• **Work to complete**:
With the images removed, return every line below exactly as it reads.

------ Data for this exercise

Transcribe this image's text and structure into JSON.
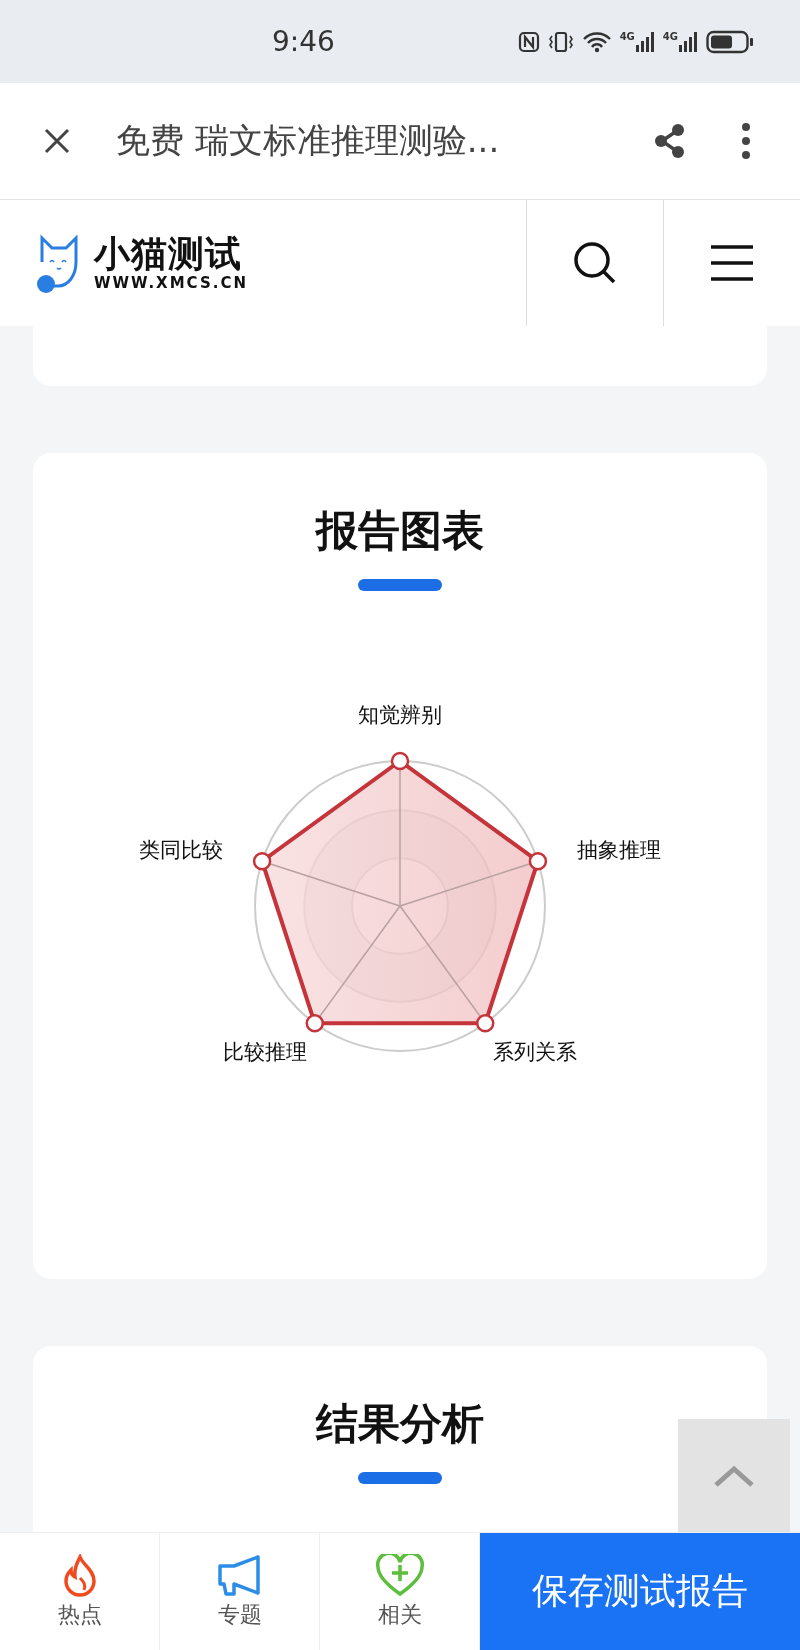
{
  "status_bar": {
    "time": "9:46",
    "network_labels": [
      "4G",
      "4G"
    ]
  },
  "browser_bar": {
    "title": "免费 瑞文标准推理测验..."
  },
  "site_header": {
    "logo_name": "小猫测试",
    "logo_url": "WWW.XMCS.CN"
  },
  "sections": [
    {
      "title": "报告图表",
      "axes": [
        "知觉辨别",
        "抽象推理",
        "系列关系",
        "比较推理",
        "类同比较"
      ]
    },
    {
      "title": "结果分析"
    }
  ],
  "bottom_bar": {
    "tabs": [
      {
        "label": "热点"
      },
      {
        "label": "专题"
      },
      {
        "label": "相关"
      }
    ],
    "save_button": "保存测试报告"
  }
}
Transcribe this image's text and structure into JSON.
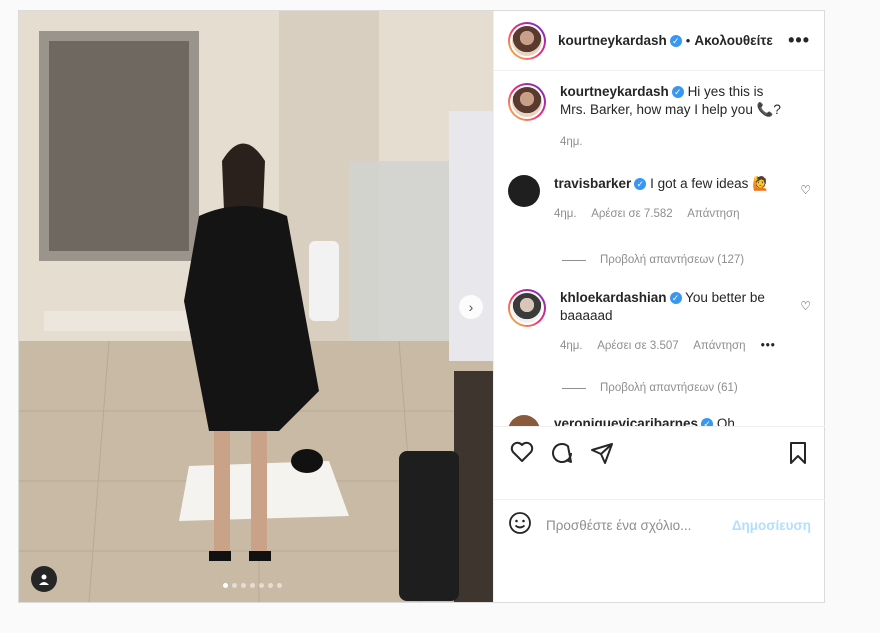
{
  "post": {
    "author": {
      "username": "kourtneykardash",
      "verified": true,
      "follow_label": "Ακολουθείτε",
      "separator": "•",
      "more_label": "•••"
    },
    "caption": {
      "username": "kourtneykardash",
      "text": "Hi yes this is Mrs. Barker, how may I help you 📞?",
      "time": "4ημ."
    },
    "comments": [
      {
        "username": "travisbarker",
        "verified": true,
        "text": "I got a few ideas 🙋",
        "time": "4ημ.",
        "likes": "Αρέσει σε 7.582",
        "reply_label": "Απάντηση",
        "view_replies": "Προβολή απαντήσεων (127)"
      },
      {
        "username": "khloekardashian",
        "verified": true,
        "text": "You better be baaaaad",
        "time": "4ημ.",
        "likes": "Αρέσει σε 3.507",
        "reply_label": "Απάντηση",
        "more_label": "•••",
        "view_replies": "Προβολή απαντήσεων (61)"
      },
      {
        "username": "veroniquevicaribarnes",
        "verified": true,
        "text": "Oh"
      }
    ],
    "add_comment": {
      "placeholder": "Προσθέστε ένα σχόλιο...",
      "post_label": "Δημοσίευση"
    },
    "carousel": {
      "slide_count": 7,
      "active_slide": 1
    },
    "colors": {
      "verified": "#3897f0",
      "post_button_disabled": "#b2dffc",
      "muted_text": "#8e8e8e"
    }
  }
}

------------

• **Exercise answer**:
Transcribe this image's text and structure into JSON.
{
  "status_bar": {
    "time": "9:46",
    "network_labels": [
      "4G",
      "4G"
    ]
  },
  "browser_bar": {
    "title": "免费 瑞文标准推理测验..."
  },
  "site_header": {
    "logo_name": "小猫测试",
    "logo_url": "WWW.XMCS.CN"
  },
  "sections": [
    {
      "title": "报告图表",
      "axes": [
        "知觉辨别",
        "抽象推理",
        "系列关系",
        "比较推理",
        "类同比较"
      ]
    },
    {
      "title": "结果分析"
    }
  ],
  "bottom_bar": {
    "tabs": [
      {
        "label": "热点"
      },
      {
        "label": "专题"
      },
      {
        "label": "相关"
      }
    ],
    "save_button": "保存测试报告"
  }
}
Transcribe this image's text and structure into JSON.
{
  "post": {
    "author": {
      "username": "kourtneykardash",
      "verified": true,
      "follow_label": "Ακολουθείτε",
      "separator": "•",
      "more_label": "•••"
    },
    "caption": {
      "username": "kourtneykardash",
      "text": "Hi yes this is Mrs. Barker, how may I help you 📞?",
      "time": "4ημ."
    },
    "comments": [
      {
        "username": "travisbarker",
        "verified": true,
        "text": "I got a few ideas 🙋",
        "time": "4ημ.",
        "likes": "Αρέσει σε 7.582",
        "reply_label": "Απάντηση",
        "view_replies": "Προβολή απαντήσεων (127)"
      },
      {
        "username": "khloekardashian",
        "verified": true,
        "text": "You better be baaaaad",
        "time": "4ημ.",
        "likes": "Αρέσει σε 3.507",
        "reply_label": "Απάντηση",
        "more_label": "•••",
        "view_replies": "Προβολή απαντήσεων (61)"
      },
      {
        "username": "veroniquevicaribarnes",
        "verified": true,
        "text": "Oh"
      }
    ],
    "add_comment": {
      "placeholder": "Προσθέστε ένα σχόλιο...",
      "post_label": "Δημοσίευση"
    },
    "carousel": {
      "slide_count": 7,
      "active_slide": 1
    },
    "colors": {
      "verified": "#3897f0",
      "post_button_disabled": "#b2dffc",
      "muted_text": "#8e8e8e"
    }
  }
}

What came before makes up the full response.